June 8 (Bloomberg) -- Tanzania, which vies with Mali to be Africa’s third-biggest gold producer, may consider a “super profit” tax on minerals similar to a levy put forward in Australia, the East African nation’s planning commission said.
“Considering the increasing trend in mineral prices, it is optimal to introduce a super-profit tax on the windfall earnings from the mineral sector,” the commission said in a report today in Dodoma, the capital.
Shares of African Barrick Gold Ltd., Tanzania’s biggest producer of the metal, fell 7.8 percent in London to the lowest level since the shares started trading in March 2010. AngloGold Ashanti Ltd., the world’s third-largest gold miner that also operates in the country, declined 3.1 percent in Johannesburg.
African Barrick said its operating mines in Tanzania are subject to Mineral Development Agreements that guarantee tax and “fiscal stabilization” for projects. The accords can’t be amended without the company’s approval, it said in a statement today. African Barrick operates four mines in the country that account for all of its gold production.
AngloGold said its Geita mine in the country won’t be affected because an existing arrangement is valid for the life of the mine.
Gold exports from Tanzania increased to $1.5 billion, or 7 percent of gross domestic product, from $500 million over the past five years, the commission said. At the same time, annual government revenue from sales of the metal has remained at $100 million, or 0.5 percent of GDP, it said.
Tanzania’s main opposition Chama Cha Demokrasia na Manedeleo plans to oppose the proposal when it is debated in parliament next week, said Zitto Kabwe, the country’s shadow finance minister. Instead, it will suggest changes to income-tax laws to ensure the government raises more revenue from the mining industry, he said in an interview today in Dodoma.
The proposal is “vague, irresponsible and sends the wrong signal to investors,” Kabwe said. It also doesn’t appear as a source of funding in next fiscal year’s tax measures, he said.
Australia’s planned 30 percent tax on iron ore and coal profits will earn A$7.7 billion ($8.2 billion) in its first two years, the country’s Treasury Department said last month. The tax is scheduled to start in July 2012 after the laws are passed by parliament.
Australian Prime Minister Julia Gillard in July scaled back the original proposal from a 40 percent tax on all resource profits to a levy with a higher threshold that exempts most commodities.
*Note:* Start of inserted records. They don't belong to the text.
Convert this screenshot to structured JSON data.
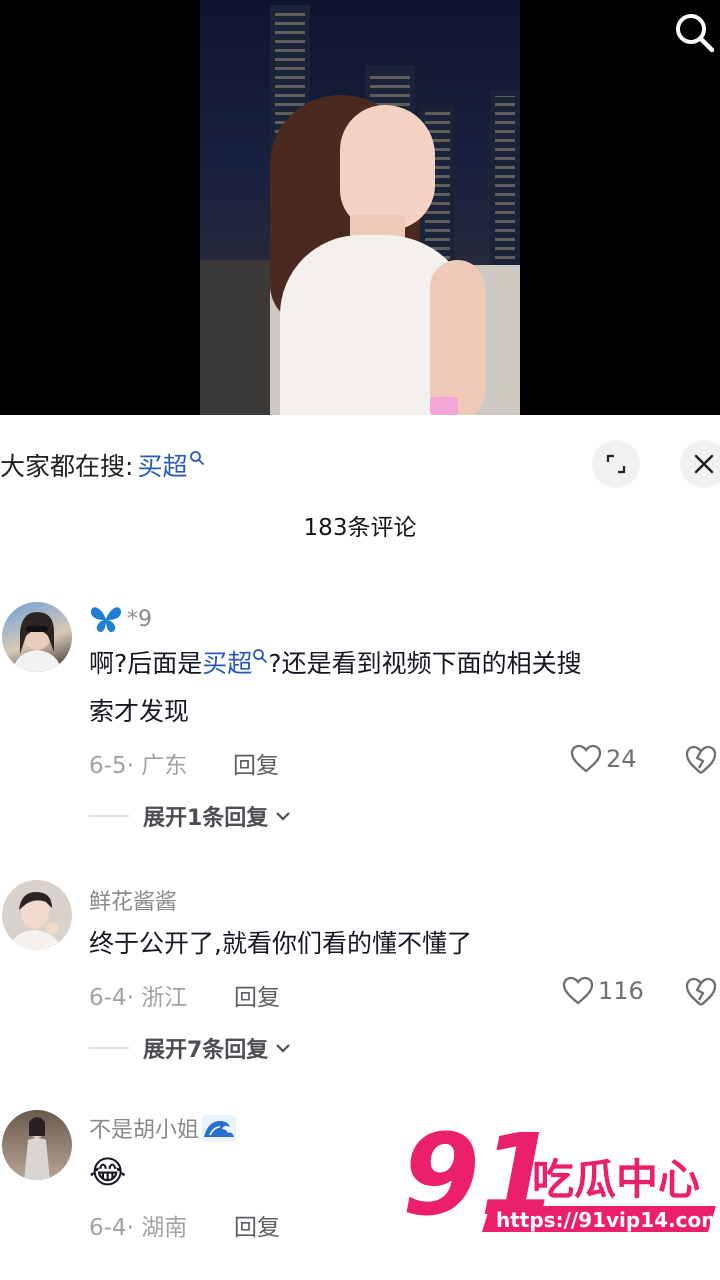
{
  "search_hint": {
    "label": "大家都在搜:",
    "keyword": "买超"
  },
  "comment_count": "183条评论",
  "comments": [
    {
      "name": "*9",
      "text_parts": [
        "啊?后面是",
        "买超",
        "?还是看到视频下面的相关搜",
        "索才发现"
      ],
      "date_loc": "6-5· 广东",
      "reply": "回复",
      "likes": "24",
      "expand": "展开1条回复"
    },
    {
      "name": "鲜花酱酱",
      "text": "终于公开了,就看你们看的懂不懂了",
      "date_loc": "6-4· 浙江",
      "reply": "回复",
      "likes": "116",
      "expand": "展开7条回复"
    },
    {
      "name": "不是胡小姐",
      "emoji": "😂",
      "date_loc": "6-4· 湖南",
      "reply": "回复"
    }
  ],
  "watermark": {
    "number": "91",
    "brand": "吃瓜中心",
    "url": "https://91vip14.com"
  },
  "colors": {
    "link": "#2a5bb7",
    "watermark": "#ec1f6b",
    "text": "#161823",
    "muted": "#a2a2a7"
  }
}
The Tanzanian levy was proposed in a five-year planning report that targets an annual average economic growth rate of 8 percent from 2011-12 to 2015-16, the commission said. The expansion is expected to accelerate to 10 percent from 2016 to 2025, it said.
Over the next five years, Tanzania plans to increase tax revenue as a percentage of gross domestic product to 19 percent from 15 percent now, the commission said. Annual government spending over that period is expected to be 8.6 trillion shillings ($5.48 billion), it said.
The government will also “continue with the process of accessing the external sovereign debt market as a source of infrastructure financing,” the commission said.
Tanzania’s gold output ranked behind South Africa and Ghana, and alongside Mali’s 44.6 metric tons in 2010, according to research company GFMS Ltd.
--With assistance from Thomas Biesheuvel and Tony Barrett in London, and Carli Lourens in Johannesburg. Editors: Paul Richardson, Antony Sguazzin, Amanda Jordan.
To contact the reporter on this story: David Malingha Doya in Dodoma via Nairobi at firstname.lastname@example.org.
To contact the editor responsible for this story: Paul Richardson at email@example.com.